National Register of Historic Places
Designed by Spencer Stewart Marsh (1799-1875) around the time of LaFayette’s founding, this was home to his family and their descendants until 1989. It’s also known as the Marsh-Warthen House. Spencer Marsh was born in Chatham County, North Carolina, and married Ruth (Rutha) Terrell Brantley in 1824. They first migrated to Covington, Georgia, around 1833, and then to Walker County. He was a justice of the Inferior Court and a state senator and Walker County’s wealthiest and most prominent citizen with farming and real estate interests all over the area. He was also, along with Andrew P. Allgood and and William K. Briers, a founder of the Trion Factory (in Chattooga County), said to be the first cotton mill in Northwest Georgia, in 1845. It was later known as Marsh & Allgood. During the Civil War, the Marshes sought refuge in Cassville and upon their return after the war, found bloodstains and hoof marks from a Union pillaging.
Marsh’s daughter, Sarah Adaline, married Nathaniel Greene Warthen in 1859. Due to the heavy Union presence in Northwest Georgia, the young couple relocated to the relatively safer Warthen homeplace in Warthen, Washington County at the height of the war. Afterwards they returned to LaFayette and also resided here with Sarah’s family.
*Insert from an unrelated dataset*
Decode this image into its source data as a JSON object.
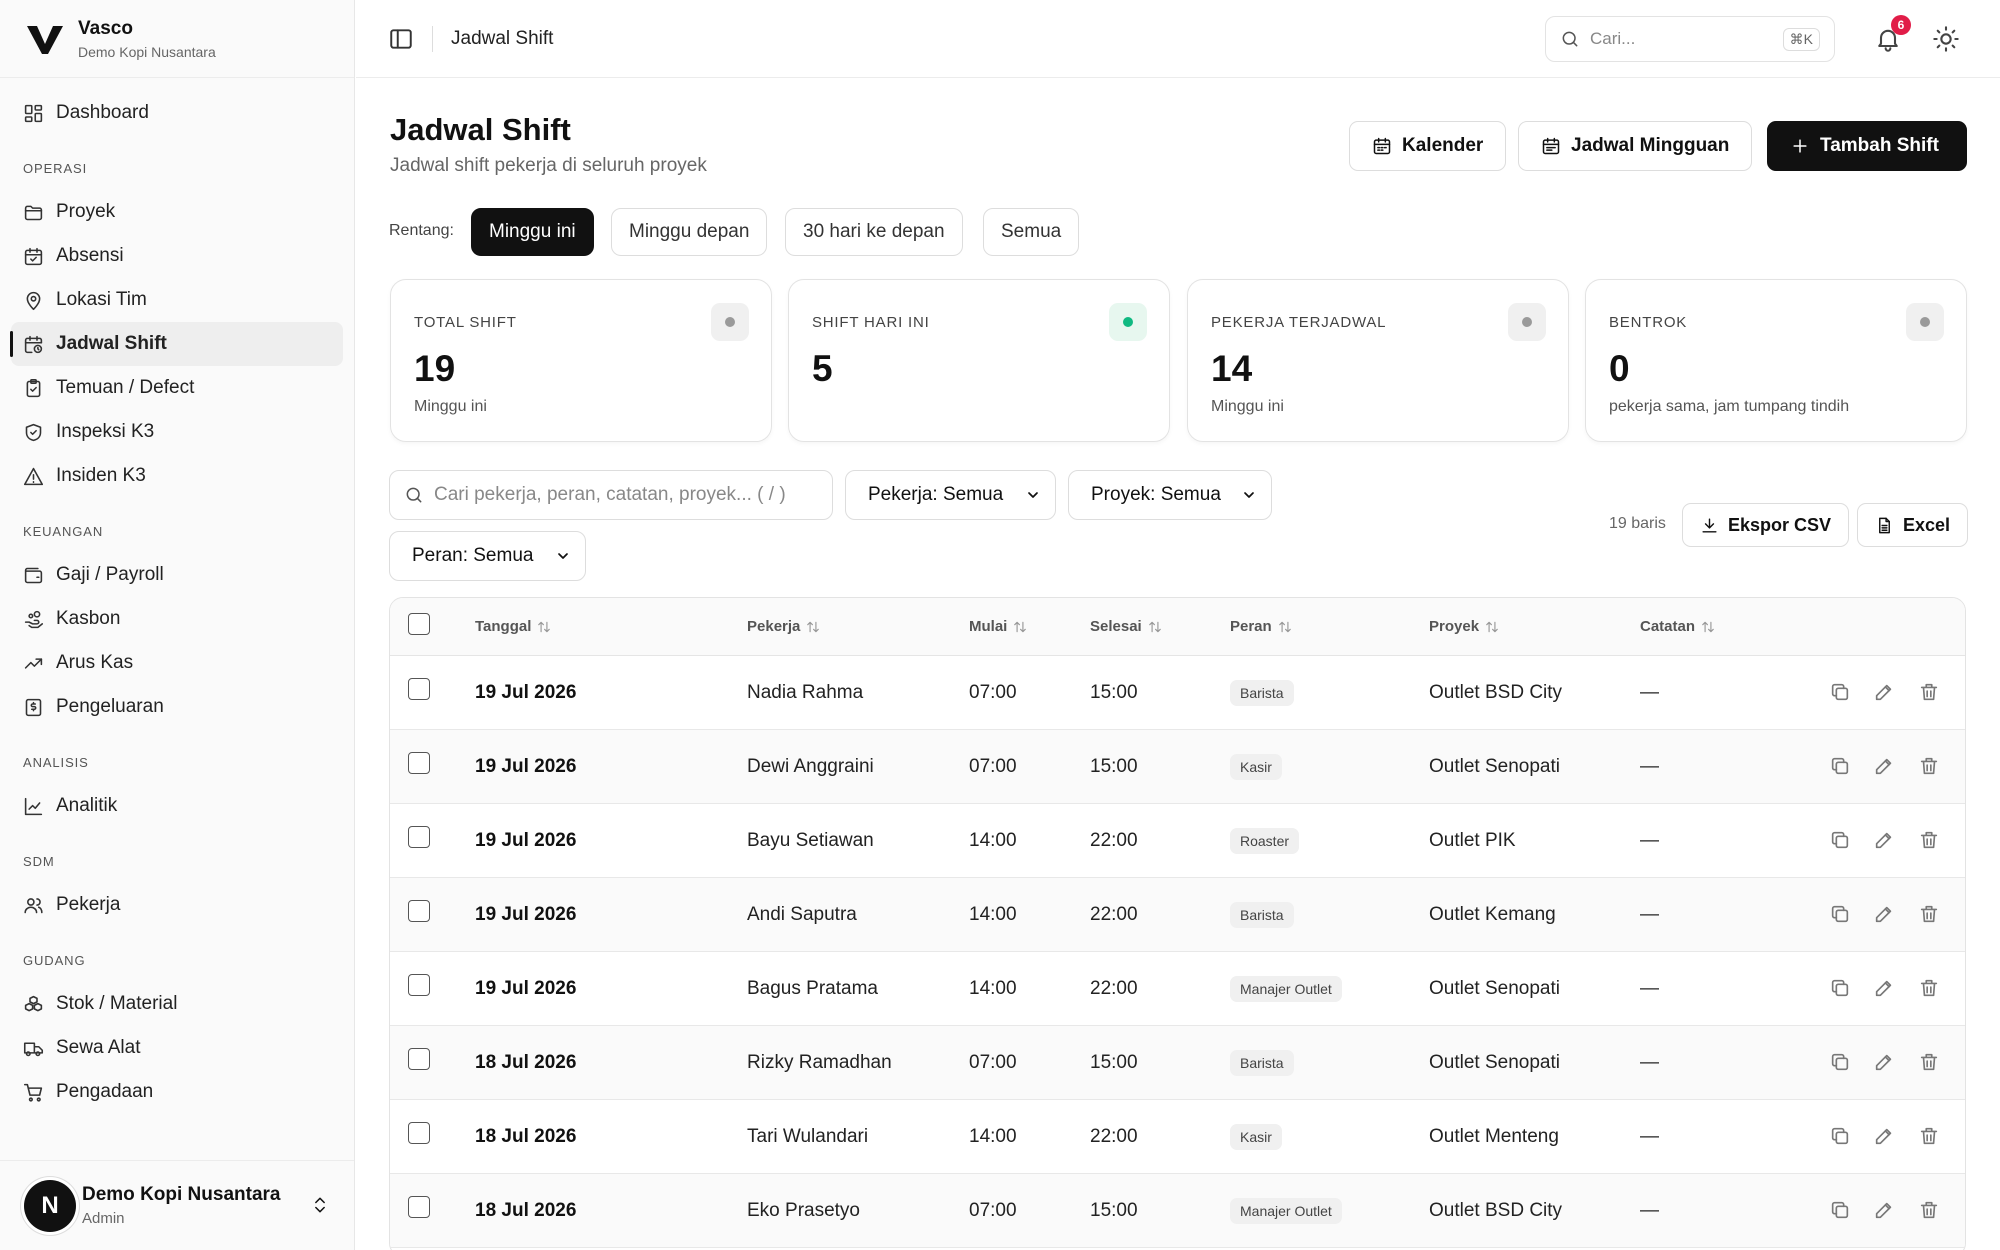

It’s a near certainty that Spencer Marsh’s slaves were responsible for the construction of the house. He owned 12 in 1850. One of them, 16-year-old Wiley Marsh, was Spencer’s son according to widely accepted oral history. [Interestingly, Wiley Marsh is mentioned on a Department of the Interior marker honoring the African-American presence on the property but it doesn’t note that he was Marsh’s son]. Built in the Greek Revival style popular by 1840, the house was expanded between 1895-10 by Marsh’s grandson, Spencer Marsh Warthen, who also added minimal Colonial Revival features, including the balustrade, around 1935. Almost every architectural element and update of the house has been extensively catalogued. Addie Augusta Wert, great-granddaughter of Spencer Marsh, was the last family member to reside here, removing to a nursing home in 1989. Patrick and Donna Clements bought the house from the estate in 1992 and sold it to the Walker County Historical Society in 2003. The Marsh House of LaFayette is now operated as a museum, with limited hours.
This is an abridged version of Dan H. Latham, Jr., and Beverly Foster’s excellent history of this house viewable on the National Register nomination form. It’s a fascinating read, especially in regards to some of the Civil War associations of the house and family, as well as the background on Wiley Marsh, Spencer’s “mulatto” son.
To enhanceme the interpretation of the African-American experience at the Marsh House, a log cabin has been moved here and reconstructed to replicate what a slave cabin would have looked like before the Civil War. This cabin is actually about a hundred years old and was an outbuilding located on another property. It was donated to the Marsh House by Breck Parker.
National Register of Historic Places